Show the lines below that contain the string "Интернет".

Collection entries:
++++++

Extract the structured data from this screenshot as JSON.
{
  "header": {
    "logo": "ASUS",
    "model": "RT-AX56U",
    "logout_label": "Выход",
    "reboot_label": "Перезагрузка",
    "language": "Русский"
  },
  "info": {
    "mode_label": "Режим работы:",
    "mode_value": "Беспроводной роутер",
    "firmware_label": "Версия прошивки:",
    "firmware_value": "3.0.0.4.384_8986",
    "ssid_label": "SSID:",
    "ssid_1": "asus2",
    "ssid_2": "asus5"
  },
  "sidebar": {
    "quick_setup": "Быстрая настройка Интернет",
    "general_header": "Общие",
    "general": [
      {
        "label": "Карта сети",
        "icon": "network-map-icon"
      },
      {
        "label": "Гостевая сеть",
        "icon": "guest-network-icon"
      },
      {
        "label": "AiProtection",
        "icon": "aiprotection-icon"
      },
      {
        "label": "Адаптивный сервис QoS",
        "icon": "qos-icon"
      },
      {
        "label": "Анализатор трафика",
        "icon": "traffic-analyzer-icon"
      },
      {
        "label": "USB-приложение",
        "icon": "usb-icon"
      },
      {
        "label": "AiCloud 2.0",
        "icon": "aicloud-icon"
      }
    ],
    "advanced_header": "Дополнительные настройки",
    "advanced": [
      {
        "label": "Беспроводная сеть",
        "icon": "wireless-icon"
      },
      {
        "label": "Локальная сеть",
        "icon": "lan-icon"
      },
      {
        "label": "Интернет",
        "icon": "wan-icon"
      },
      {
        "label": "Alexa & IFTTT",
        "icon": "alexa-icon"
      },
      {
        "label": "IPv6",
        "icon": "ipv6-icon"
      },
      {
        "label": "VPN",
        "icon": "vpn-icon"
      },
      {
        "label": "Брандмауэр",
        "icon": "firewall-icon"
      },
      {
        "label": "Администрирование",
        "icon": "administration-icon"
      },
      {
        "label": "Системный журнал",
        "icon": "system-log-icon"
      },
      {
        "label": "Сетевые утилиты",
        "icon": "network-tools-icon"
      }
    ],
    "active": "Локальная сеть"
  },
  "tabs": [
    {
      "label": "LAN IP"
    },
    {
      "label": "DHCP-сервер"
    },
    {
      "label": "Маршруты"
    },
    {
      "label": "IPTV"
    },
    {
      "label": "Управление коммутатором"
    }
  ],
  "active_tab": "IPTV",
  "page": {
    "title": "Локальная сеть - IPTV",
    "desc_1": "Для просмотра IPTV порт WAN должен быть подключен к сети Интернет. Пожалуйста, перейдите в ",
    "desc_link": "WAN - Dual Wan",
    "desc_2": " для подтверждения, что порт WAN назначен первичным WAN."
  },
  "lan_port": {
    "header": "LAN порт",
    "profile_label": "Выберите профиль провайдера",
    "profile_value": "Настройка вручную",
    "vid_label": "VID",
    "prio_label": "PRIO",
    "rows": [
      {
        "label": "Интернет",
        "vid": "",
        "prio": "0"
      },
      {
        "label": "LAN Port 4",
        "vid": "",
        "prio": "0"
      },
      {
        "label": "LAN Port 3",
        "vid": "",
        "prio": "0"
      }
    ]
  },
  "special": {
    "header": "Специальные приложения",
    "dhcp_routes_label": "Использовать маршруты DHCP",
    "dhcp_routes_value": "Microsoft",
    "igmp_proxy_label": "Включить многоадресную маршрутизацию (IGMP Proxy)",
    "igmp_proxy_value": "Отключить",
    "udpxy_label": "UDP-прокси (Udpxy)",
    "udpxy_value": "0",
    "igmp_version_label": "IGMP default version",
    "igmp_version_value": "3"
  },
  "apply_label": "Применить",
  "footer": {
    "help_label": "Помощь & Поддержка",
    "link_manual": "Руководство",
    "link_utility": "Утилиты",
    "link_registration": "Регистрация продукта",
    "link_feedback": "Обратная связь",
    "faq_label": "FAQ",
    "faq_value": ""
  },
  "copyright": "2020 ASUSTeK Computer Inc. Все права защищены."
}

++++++

§ **TASK SOLUTION**
    "quick_setup": "Быстрая настройка Интернет",
        "label": "Интернет",
    "desc_1": "Для просмотра IPTV порт WAN должен быть подключен к сети Интернет. Пожалуйста, перейдите в ",
        "label": "Интернет",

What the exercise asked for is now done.